Problem requirements:
Where does the string "JSON" appear in the records? Copy each line that holds it.

Dataset extract:
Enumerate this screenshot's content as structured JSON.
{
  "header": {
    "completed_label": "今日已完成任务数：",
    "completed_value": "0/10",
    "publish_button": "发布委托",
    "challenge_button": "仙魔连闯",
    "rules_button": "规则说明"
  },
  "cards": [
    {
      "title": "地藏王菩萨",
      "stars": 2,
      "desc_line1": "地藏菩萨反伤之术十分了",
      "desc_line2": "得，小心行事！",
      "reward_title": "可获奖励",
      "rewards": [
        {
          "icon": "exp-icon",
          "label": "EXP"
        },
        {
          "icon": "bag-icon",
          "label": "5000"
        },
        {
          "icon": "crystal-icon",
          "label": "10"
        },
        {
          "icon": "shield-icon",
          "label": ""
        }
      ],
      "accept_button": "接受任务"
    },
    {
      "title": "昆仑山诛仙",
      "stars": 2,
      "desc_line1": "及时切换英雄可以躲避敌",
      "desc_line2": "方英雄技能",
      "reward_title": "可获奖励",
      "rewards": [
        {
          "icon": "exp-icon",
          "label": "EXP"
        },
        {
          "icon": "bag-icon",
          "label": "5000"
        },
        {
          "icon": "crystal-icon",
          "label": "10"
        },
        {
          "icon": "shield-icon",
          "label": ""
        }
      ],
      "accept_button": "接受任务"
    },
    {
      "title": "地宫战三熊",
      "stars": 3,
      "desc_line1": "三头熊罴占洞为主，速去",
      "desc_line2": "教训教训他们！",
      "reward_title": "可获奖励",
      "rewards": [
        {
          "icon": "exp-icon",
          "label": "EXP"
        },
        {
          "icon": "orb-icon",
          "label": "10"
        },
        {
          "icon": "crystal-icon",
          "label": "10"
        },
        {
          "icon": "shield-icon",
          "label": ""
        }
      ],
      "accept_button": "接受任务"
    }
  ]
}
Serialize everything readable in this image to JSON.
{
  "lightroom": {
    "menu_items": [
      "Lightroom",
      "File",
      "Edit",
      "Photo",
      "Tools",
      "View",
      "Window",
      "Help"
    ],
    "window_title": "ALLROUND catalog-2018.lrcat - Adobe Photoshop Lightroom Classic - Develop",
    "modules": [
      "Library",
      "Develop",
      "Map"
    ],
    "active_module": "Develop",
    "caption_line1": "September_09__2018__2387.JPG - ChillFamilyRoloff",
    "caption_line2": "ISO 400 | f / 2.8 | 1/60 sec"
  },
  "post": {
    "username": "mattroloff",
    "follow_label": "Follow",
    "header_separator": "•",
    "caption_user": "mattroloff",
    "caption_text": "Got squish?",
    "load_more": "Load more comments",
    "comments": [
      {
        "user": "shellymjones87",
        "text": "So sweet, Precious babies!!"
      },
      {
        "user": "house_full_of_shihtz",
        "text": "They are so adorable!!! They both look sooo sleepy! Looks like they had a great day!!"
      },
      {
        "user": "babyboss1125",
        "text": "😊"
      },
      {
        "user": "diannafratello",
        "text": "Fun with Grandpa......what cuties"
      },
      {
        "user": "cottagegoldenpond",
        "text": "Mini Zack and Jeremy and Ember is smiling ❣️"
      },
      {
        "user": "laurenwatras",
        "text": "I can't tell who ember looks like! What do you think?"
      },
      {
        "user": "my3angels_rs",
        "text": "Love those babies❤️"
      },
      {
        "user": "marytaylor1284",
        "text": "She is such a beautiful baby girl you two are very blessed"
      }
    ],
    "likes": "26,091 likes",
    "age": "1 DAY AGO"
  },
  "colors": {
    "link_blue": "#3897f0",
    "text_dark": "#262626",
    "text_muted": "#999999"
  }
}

Task solution:
Enumerate this screenshot's content as structured JSON.
Serialize everything readable in this image to JSON.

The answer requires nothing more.